By Minority Leader Rep. Craig Ford
The crisis in the General Fund budget has dominated lawmakers’ focus this year, and for good reason. But one proposed solution that continues to come up, and it would be devastating for Alabama.
State Sen. Paul Bussman (R-Cullman) has introduced a bill to combine the General Fund and Education Trust Fund budgets. In the past, I argued that all that would do is spread the General Fund’s problems to our public schools. And while that is still very true, there’s another important reason why we don’t need to combine the budgets.
Even though the Education Trust Fund (ETF) isn’t in as much trouble as the General Fund doesn’t mean that the ETF is out of the woods.
Since 2008, Alabama has cut per student funding for k-12 schools by more than 20 percent, according to the non-partisan Center on Budget and Policy Priorities. That means Alabama is spending $1,242 less per student than we were before the recession.
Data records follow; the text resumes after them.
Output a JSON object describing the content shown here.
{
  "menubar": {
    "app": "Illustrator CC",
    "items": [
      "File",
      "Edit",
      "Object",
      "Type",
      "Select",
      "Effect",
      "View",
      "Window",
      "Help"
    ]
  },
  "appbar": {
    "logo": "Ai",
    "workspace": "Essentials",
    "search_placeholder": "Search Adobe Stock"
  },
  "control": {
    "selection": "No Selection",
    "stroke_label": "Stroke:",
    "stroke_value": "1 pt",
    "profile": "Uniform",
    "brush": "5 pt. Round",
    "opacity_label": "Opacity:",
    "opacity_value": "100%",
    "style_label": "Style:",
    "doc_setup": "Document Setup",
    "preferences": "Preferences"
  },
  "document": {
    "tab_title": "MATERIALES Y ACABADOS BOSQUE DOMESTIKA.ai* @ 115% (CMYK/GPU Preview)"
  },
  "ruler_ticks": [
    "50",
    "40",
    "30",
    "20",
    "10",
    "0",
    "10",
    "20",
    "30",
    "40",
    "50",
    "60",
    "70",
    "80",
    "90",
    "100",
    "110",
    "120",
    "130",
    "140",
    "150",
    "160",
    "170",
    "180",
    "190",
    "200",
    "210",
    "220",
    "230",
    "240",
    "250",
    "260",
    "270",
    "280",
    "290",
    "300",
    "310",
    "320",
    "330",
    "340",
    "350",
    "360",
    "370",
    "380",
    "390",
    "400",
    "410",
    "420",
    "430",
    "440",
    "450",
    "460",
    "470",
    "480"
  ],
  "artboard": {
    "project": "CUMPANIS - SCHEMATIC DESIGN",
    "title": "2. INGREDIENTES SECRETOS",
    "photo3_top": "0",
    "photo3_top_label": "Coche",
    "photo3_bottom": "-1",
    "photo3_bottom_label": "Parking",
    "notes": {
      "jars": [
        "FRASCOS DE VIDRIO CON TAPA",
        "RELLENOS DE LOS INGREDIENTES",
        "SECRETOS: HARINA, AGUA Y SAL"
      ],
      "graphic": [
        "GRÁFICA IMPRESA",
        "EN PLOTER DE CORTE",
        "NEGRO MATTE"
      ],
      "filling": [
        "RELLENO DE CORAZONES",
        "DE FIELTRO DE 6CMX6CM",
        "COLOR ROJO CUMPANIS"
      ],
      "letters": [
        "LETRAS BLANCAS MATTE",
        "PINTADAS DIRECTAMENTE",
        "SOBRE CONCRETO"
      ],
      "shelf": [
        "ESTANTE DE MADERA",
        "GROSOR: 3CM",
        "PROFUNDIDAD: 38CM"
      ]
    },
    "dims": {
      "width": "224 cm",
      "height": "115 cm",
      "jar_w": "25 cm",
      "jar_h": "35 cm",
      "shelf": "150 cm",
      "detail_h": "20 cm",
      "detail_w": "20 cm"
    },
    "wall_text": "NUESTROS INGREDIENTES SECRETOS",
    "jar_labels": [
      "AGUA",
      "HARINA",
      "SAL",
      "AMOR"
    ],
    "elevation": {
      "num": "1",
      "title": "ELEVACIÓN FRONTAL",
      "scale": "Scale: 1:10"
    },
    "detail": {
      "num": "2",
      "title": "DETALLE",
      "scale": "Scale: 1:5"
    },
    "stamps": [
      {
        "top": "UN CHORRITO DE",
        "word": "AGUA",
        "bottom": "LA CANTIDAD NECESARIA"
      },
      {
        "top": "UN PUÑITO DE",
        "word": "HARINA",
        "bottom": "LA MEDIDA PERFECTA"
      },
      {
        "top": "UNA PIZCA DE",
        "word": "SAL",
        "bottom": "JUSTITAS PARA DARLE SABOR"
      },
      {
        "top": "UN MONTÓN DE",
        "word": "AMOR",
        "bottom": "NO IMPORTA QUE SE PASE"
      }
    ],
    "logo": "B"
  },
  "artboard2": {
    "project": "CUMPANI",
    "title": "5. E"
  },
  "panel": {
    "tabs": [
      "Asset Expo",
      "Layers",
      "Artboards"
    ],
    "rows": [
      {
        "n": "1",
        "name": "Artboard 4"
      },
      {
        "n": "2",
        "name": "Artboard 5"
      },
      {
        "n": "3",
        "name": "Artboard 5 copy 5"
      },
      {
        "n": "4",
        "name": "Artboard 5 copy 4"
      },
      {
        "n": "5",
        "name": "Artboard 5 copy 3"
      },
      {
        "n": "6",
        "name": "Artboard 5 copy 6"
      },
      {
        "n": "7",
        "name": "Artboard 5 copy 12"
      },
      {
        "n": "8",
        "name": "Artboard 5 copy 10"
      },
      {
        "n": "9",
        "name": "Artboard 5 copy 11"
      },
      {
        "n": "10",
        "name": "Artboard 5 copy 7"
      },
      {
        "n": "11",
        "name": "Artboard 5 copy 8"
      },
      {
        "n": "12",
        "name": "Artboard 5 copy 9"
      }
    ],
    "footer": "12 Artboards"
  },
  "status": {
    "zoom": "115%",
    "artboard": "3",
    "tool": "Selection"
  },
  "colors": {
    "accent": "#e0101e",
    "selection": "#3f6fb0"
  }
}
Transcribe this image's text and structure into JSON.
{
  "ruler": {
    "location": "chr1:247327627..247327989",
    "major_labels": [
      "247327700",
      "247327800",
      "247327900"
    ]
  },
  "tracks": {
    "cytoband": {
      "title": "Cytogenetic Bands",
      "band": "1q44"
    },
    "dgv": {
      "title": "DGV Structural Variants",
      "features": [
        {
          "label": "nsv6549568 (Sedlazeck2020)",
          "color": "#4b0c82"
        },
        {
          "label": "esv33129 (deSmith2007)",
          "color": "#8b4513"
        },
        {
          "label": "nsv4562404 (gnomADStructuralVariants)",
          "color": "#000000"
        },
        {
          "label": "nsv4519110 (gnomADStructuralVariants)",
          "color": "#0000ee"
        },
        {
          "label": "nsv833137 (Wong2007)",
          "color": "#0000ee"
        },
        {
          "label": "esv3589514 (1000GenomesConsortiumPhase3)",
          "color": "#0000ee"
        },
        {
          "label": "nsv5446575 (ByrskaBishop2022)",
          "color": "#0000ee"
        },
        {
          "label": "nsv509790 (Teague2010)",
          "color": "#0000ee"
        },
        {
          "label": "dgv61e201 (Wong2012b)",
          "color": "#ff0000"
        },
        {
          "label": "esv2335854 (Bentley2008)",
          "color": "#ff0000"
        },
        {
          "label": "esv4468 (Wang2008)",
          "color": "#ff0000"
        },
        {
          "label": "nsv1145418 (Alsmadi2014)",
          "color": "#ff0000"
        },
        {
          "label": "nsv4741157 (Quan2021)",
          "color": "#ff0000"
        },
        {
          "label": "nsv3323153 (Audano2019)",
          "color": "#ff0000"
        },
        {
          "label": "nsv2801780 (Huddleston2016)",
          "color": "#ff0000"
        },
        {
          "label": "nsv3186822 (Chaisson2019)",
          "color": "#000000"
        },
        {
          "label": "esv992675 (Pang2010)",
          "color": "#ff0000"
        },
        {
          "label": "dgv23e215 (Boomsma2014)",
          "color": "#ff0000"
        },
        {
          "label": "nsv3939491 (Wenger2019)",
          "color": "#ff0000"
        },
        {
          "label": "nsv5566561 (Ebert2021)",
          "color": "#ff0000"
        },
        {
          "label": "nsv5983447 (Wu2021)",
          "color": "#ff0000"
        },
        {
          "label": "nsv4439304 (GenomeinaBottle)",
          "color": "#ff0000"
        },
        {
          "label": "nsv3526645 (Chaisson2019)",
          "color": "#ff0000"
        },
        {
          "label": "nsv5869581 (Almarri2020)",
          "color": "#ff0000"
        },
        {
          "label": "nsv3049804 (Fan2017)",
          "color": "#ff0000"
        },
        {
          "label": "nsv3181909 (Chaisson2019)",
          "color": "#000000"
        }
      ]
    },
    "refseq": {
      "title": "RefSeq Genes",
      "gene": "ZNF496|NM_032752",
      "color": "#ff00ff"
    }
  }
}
At the same time, funding for post-secondary schools (i.e., community colleges and universities) has been cut by more than 35 percent!
What do those spending cuts look like in the real world?
A perfect example is the Russellville City Schools Rocketry Team. These kids, some of whom are only 13 years old, just came back from the Paris Air Show in France where they won the international rocketry competition. They aren’t just national champions. They are international champions.
And do you know how much funding they received from the state? Zero.
These kids had to raise the money on their own to compete in their competitions. And on top of that, they had to spend hundreds of hours over the last year working in a building that had no heating or air conditioning.
So when some legislators start talking about a “surplus” in the education budget, keep in mind that that doesn’t mean the education budget has money to give away. It just means we collected more money than we budget to spend. And there are very real needs in education where that money needs to be spent.
Unfortunately, some legislators have forgotten that. They would rather take even more money away from our children’s education than let the people vote on a lottery and gambling, or make tough choices about budget cuts and tax increases.
After more than 20 percent cuts in k-12 and more than 35 percent cuts in post-secondary education, the answer isn’t taking more money away from education. If anything, we should be putting more money into education!
If we did, it would help the General Fund in the long run. The General Fund’s biggest expenditures are prisons and Medicaid. People who are better educated are less likely to make choices that land them in jail, and are also more likely to make better health choices.
And after years of asking educators and state employees to do more with less and for less money, it is long-past time that we give our educators and state employees a pay raise instead of balancing the budgets on their backs.
But our current leadership has not supported public education. Their signature policies, like the Accountability Act and charter schools, only undermine public education and set it up to fail.
And that’s why I’m not surprised that some of them now see combining the budgets as the solution to the General Fund’s crisis. But robbing our children is not-and never will be-the answer!
Furthermore, combining the budgets has the same problem that gambling has with getting us out of this crisis, because it would require a constitutional amendment voted on by the people in a special election. That means the quickest we could start transferring money out of the ETF would be the spring of 2016.
If we were going to do that, then why not let the people vote on a lottery and gambling bill instead? We could start receiving money from gambling just as quickly, plus it wouldn’t take anything away from public education.
There’s a reason Alabama keeps education funding separate from everything else: to protect our schools from being raided every time the General Fund gets in trouble. And even with that protection, education has still been gutted over the last few years.
Just because the ETF has a surplus this year doesn’t mean it has more money than it needs. That surplus needs to be spent on education, like it was intended to be. What it doesn’t need to be is a bailout for politicians who would rather take money away from our children’s education than have to make tough decisions.
Robbing our children is not-and never will be-the answer!
Rep. Craig Ford is a Democrat from Gadsden and the Minority Leader in the Alabama House of Representatives.